“Of course, we never know anything for sure. That’s why we have markets. They don’t know anything either. But they’re always discovering. It’s sloppy. It’s painful. But that’s just the way it works.
“And what’s the alternative? The Soviets tried to eliminate markets. They got smart people together and let them decide how capital was to be allocated, who got what…and at what price. It was the greatest economic experiment ever conducted. And they stuck to it. Over a 70-year period. If people objected, they sent them to Siberia. Some tried to get out of it by jumping over the Berlin Wall; many were shot by the guards. We really should erect some monument to the Soviets for such steadfast zeal and earnest commitment to economic experimentation. Maybe they should get a Nobel Prize. They certainly have done much more than Keynes or Krugman to help us understand how markets work. Sensible people would have dropped the experiment after a few months. But the Soviets kept going.
“And now we know. Seven decades after it began, Russia was poorer than when it began.
“But that’s the problem with a command economy. It corrects too, but only very reluctantly. Usually after a revolution.

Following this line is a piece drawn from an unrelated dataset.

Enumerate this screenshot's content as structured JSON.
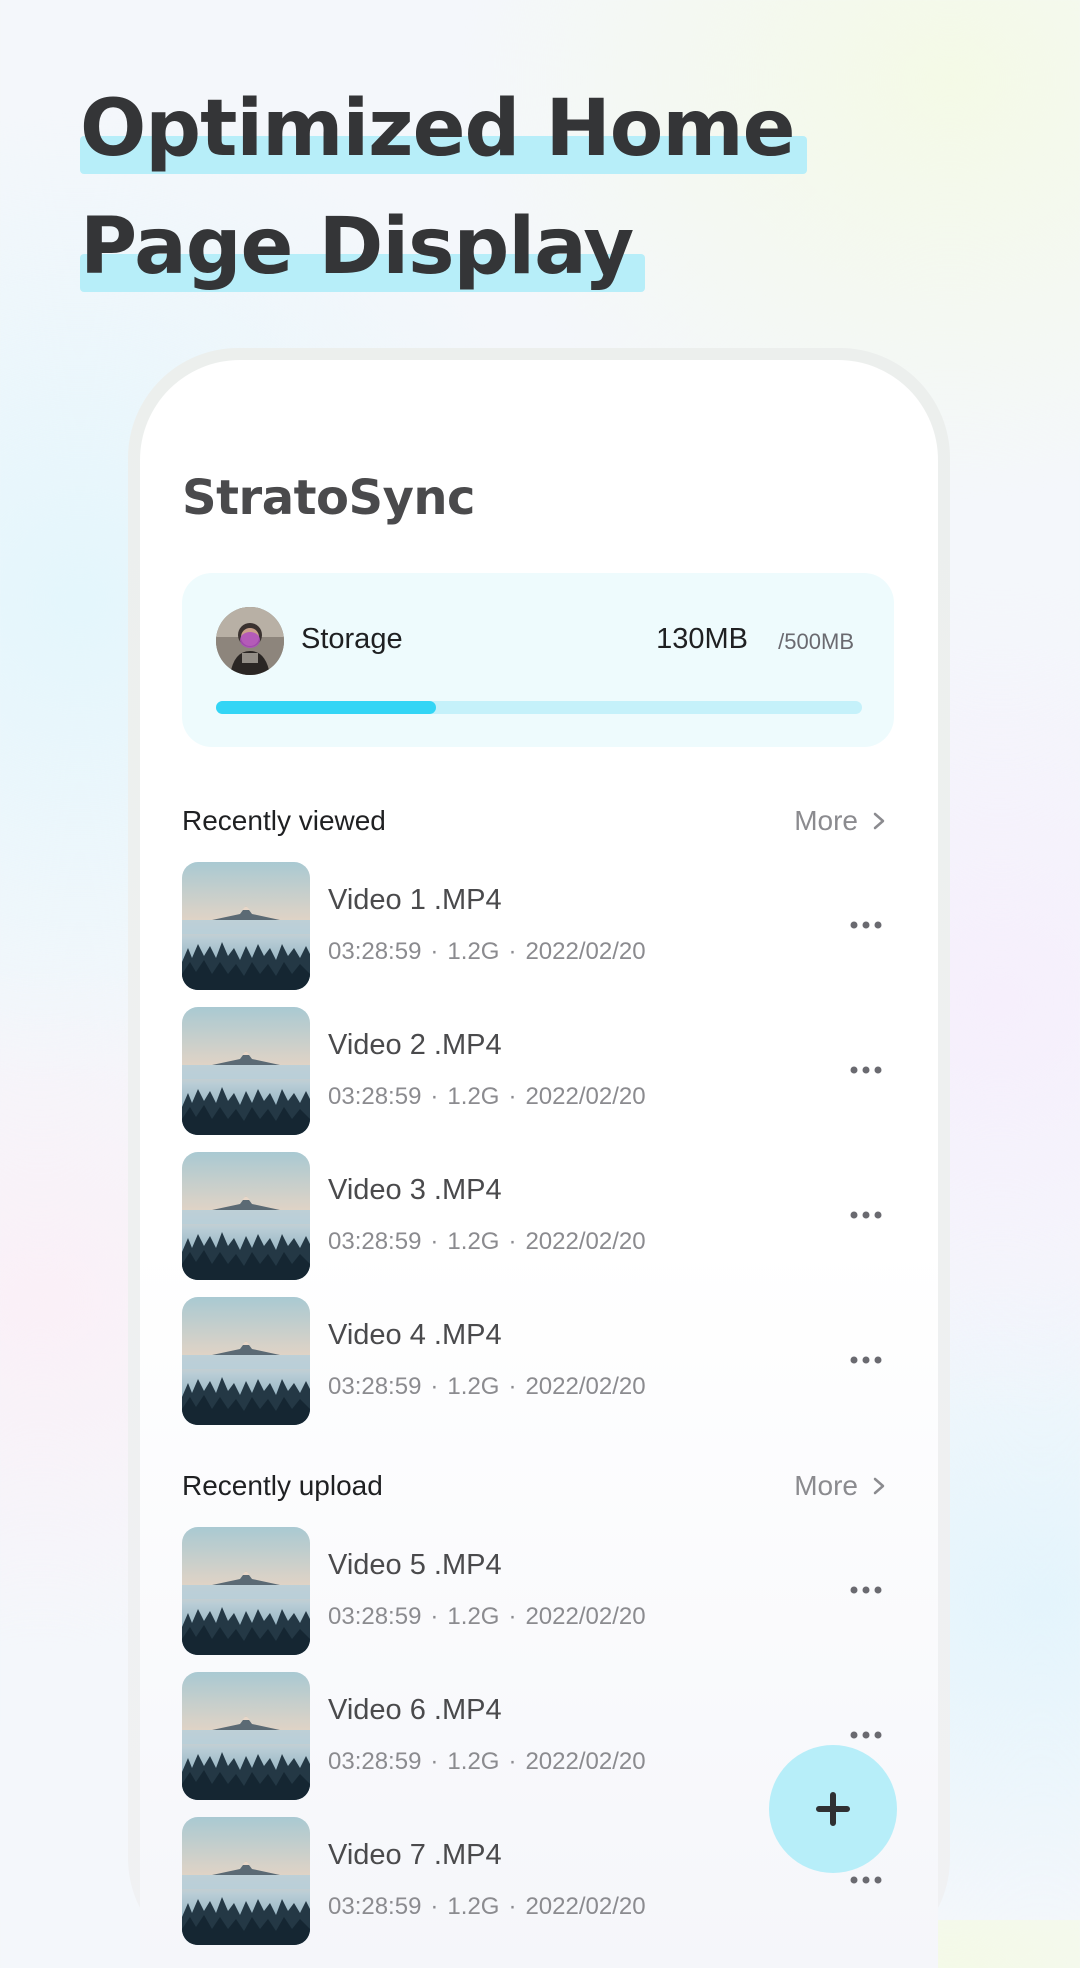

“And that’s what we see right now. The private sector — a market economy — is correcting the errors made in the bubble years. It is correcting its debt. It is de-leveraging. But the public sector? Government is a command economy. Decisions are made by bureaucrats, lobbyists and glad-handers. Capital is allocated according to political considerations; they are not guided by the invisible hand of the market. So they don’t correct. They just keep making the same mistake — running up debt — until a correction is forced upon them.”